This winter has presented a particularly harsh time for our gardens. A combination of the freezing temperatures, snow fall and heavy rain will no doubt have left your garden looking a little worse for wear. Spring has been a little reticent to show itself this year, but make the most of any early sunshine and brighter days, grab your gloves and brave the weather to make a start on spring maintenance jobs. When temperatures return to normal, there will no doubt be a sudden burst of growth, so try to get on top of things now.
Remove any existing weeds from beds and borders and keep an eye out for more over the coming weeks. Spring presents ideal conditions for the growth of weeds, so by starting early, you have a much higher chance of getting the upper hand in this never-ending battle. Cut back perennials which have been left over winter. Remember that you're making way for new growth, so even if they still look attractive, don't be afraid to cut stems back to ensure your garden remains fresh. You may also wish to divide herbaceous perennials in order to provide them with more room, as well as fresh compost for a more fertile environment for them to prosper in.
Prepare Plant Beds

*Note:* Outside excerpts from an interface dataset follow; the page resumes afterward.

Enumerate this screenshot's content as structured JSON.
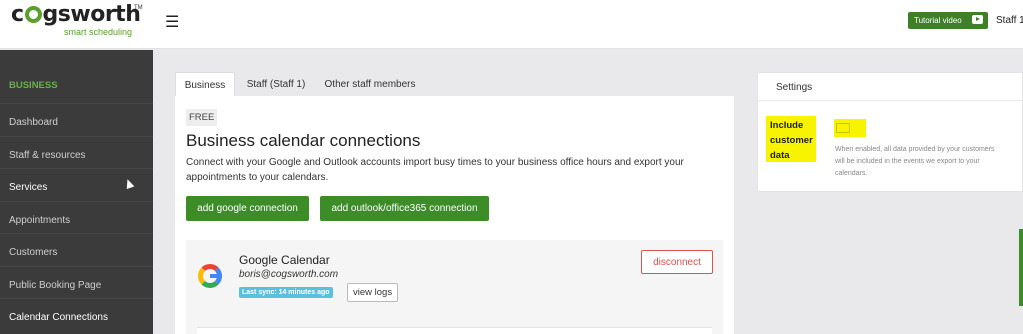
{
  "brand": {
    "name_prefix": "c",
    "name_suffix": "gsworth",
    "tagline": "smart scheduling",
    "tm": "TM"
  },
  "topbar": {
    "menu_glyph": "☰",
    "tutorial_label": "Tutorial video",
    "staff_label": "Staff 1"
  },
  "sidebar": {
    "section": "BUSINESS",
    "items": [
      "Dashboard",
      "Staff & resources",
      "Services",
      "Appointments",
      "Customers",
      "Public Booking Page",
      "Calendar Connections"
    ]
  },
  "tabs": [
    "Business",
    "Staff (Staff 1)",
    "Other staff members"
  ],
  "main": {
    "badge": "FREE",
    "title": "Business calendar connections",
    "description": "Connect with your Google and Outlook accounts import busy times to your business office hours and export your appointments to your calendars.",
    "add_google": "add google connection",
    "add_outlook": "add outlook/office365 connection"
  },
  "calendar": {
    "name": "Google Calendar",
    "email": "boris@cogsworth.com",
    "last_sync": "Last sync: 14 minutes ago",
    "view_logs": "view logs",
    "disconnect": "disconnect"
  },
  "settings": {
    "title": "Settings",
    "option_label": "Include customer data",
    "option_help": "When enabled, all data provided by your customers will be included in the events we export to your calendars."
  },
  "colors": {
    "accent": "#3c8c27",
    "sidebar_bg": "#3b3b3b",
    "highlight": "#f8f400",
    "danger": "#d9534f",
    "sync_badge": "#5bc0de"
  }
}
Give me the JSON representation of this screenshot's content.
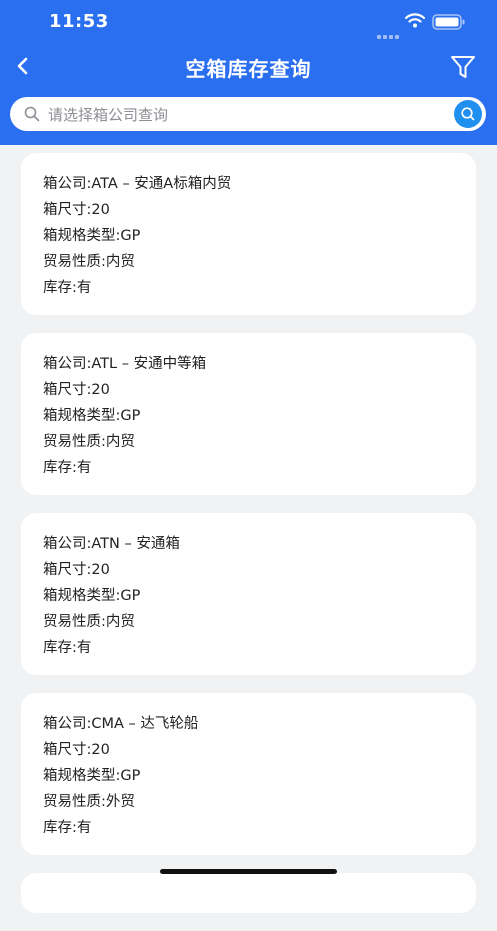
{
  "status_bar": {
    "time": "11:53"
  },
  "nav": {
    "title": "空箱库存查询"
  },
  "search": {
    "placeholder": "请选择箱公司查询"
  },
  "cards": [
    {
      "company": "箱公司:ATA – 安通A标箱内贸",
      "size": "箱尺寸:20",
      "type": "箱规格类型:GP",
      "trade": "贸易性质:内贸",
      "stock": "库存:有"
    },
    {
      "company": "箱公司:ATL – 安通中等箱",
      "size": "箱尺寸:20",
      "type": "箱规格类型:GP",
      "trade": "贸易性质:内贸",
      "stock": "库存:有"
    },
    {
      "company": "箱公司:ATN – 安通箱",
      "size": "箱尺寸:20",
      "type": "箱规格类型:GP",
      "trade": "贸易性质:内贸",
      "stock": "库存:有"
    },
    {
      "company": "箱公司:CMA – 达飞轮船",
      "size": "箱尺寸:20",
      "type": "箱规格类型:GP",
      "trade": "贸易性质:外贸",
      "stock": "库存:有"
    }
  ],
  "icons": {
    "back": "chevron-left-icon",
    "filter": "funnel-icon",
    "search": "magnifier-icon"
  },
  "colors": {
    "header": "#2a6ff0",
    "search_button": "#1f8ff0",
    "background": "#f1f2f4"
  }
}
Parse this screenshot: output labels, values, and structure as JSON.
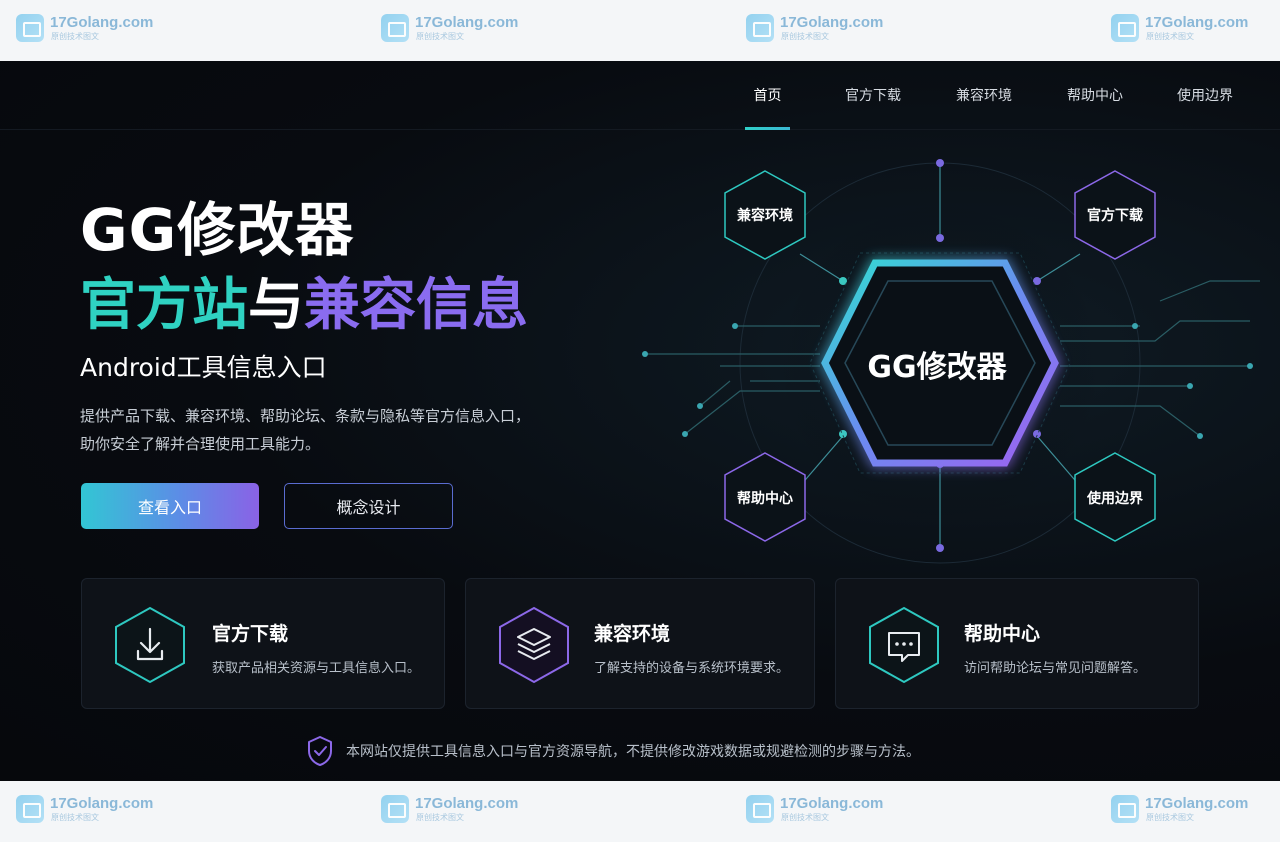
{
  "watermark": {
    "name": "17Golang.com",
    "sub": "原创技术图文"
  },
  "nav": {
    "items": [
      {
        "label": "首页",
        "active": true
      },
      {
        "label": "官方下载",
        "active": false
      },
      {
        "label": "兼容环境",
        "active": false
      },
      {
        "label": "帮助中心",
        "active": false
      },
      {
        "label": "使用边界",
        "active": false
      }
    ]
  },
  "hero": {
    "title": "GG修改器",
    "subtitle_part1": "官方站",
    "subtitle_part2": "与",
    "subtitle_part3": "兼容信息",
    "tagline": "Android工具信息入口",
    "description_line1": "提供产品下载、兼容环境、帮助论坛、条款与隐私等官方信息入口，",
    "description_line2": "助你安全了解并合理使用工具能力。",
    "primary_button": "查看入口",
    "secondary_button": "概念设计"
  },
  "diagram": {
    "center_label": "GG修改器",
    "nodes": {
      "top_left": "兼容环境",
      "top_right": "官方下载",
      "bottom_left": "帮助中心",
      "bottom_right": "使用边界"
    }
  },
  "cards": [
    {
      "title": "官方下载",
      "description": "获取产品相关资源与工具信息入口。",
      "icon": "download-icon"
    },
    {
      "title": "兼容环境",
      "description": "了解支持的设备与系统环境要求。",
      "icon": "layers-icon"
    },
    {
      "title": "帮助中心",
      "description": "访问帮助论坛与常见问题解答。",
      "icon": "chat-icon"
    }
  ],
  "disclaimer": {
    "text": "本网站仅提供工具信息入口与官方资源导航，不提供修改游戏数据或规避检测的步骤与方法。",
    "icon": "shield-check-icon"
  },
  "colors": {
    "accent_teal": "#2fd2c2",
    "accent_purple": "#8a6cf0",
    "background": "#080b10"
  }
}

If you haven't already begun preparing your beds, you may wish to begin this process sooner rather than later. Both beds and planters will require fresh, nutrient-rich compost for an optimum growing environment, whilst old compost from planters can be cast over beds to improve the quality of the existing soil. Once you've removed any dead leaves and weeds and forked over the soil, you can apply a couple inches of mulch to assist your garden throughout the spring and summer and save yourself having to carry out extra work. Mulching helps to condition the soil whilst also suppressing weed growth and providing essential insulation during particularly harsh conditions. It also reduces evaporation, saving on watering. Mulch will offer your garden some much-needed protection whatever the weather throws at us.

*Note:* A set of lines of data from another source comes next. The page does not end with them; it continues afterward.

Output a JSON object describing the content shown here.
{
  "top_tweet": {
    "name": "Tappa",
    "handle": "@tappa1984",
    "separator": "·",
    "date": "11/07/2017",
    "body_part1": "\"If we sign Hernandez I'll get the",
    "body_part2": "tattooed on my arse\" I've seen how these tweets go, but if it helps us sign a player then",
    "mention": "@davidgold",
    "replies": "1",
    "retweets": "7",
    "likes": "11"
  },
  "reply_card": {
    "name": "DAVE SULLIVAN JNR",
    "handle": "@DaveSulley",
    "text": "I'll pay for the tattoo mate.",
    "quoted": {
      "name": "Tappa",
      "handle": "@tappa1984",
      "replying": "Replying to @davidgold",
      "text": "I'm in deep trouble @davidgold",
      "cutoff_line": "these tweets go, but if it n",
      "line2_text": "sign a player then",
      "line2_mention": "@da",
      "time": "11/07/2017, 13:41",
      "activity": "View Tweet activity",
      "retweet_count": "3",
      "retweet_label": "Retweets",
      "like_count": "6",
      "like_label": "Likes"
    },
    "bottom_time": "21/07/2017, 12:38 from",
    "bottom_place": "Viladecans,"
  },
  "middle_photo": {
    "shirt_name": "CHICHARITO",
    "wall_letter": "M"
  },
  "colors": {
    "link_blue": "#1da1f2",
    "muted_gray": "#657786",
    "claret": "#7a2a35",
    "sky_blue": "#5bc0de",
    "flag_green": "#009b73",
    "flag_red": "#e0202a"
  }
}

March is usually the time to give your lawn some much needed tender loving care, should the weather allow it. After some harsh climatic conditions, take care if the lawn is frosty or waterlogged and if necessary leave it to recover for a little longer before starting your spring maintenance. If on the other hand you're beginning to notice signs of fresh growth, then it's time to give your lawn its first cut, but avoid mowing if a frost is forecast or the ground is too wet. Raise the blades of your lawnmower to ensure the cut remains light and removes no more than a third of the grass leaf. Lawn edges can also be tidied and recut as required with the use of a half-moon lawn edging iron. Worm casts can cause havoc on lawns during winter. A stiff brush should be all that's needed to disperse them during dry periods. Avoid redistribution of worm casts during wet conditions as this will often make the situation much worse. On dry days you can gently brush the worm casts aside to avoid leaving muddy smears on the lawn. Once temperatures begin to rise and the grass starts to grow apply a spring feed. Fresh turf can be laid if it's required for new lawns or to repair damaged areas, although much like mowing an existing lawn, it's best to avoid doing this during especially frosty periods or if the soil is still too wet and unworkable. From here on in you will notice your attention being drawn to your garden much more than in previous months, so by getting prepared in March, you beat the rush of weeds and heavy maintenance that can be required in mid to late spring.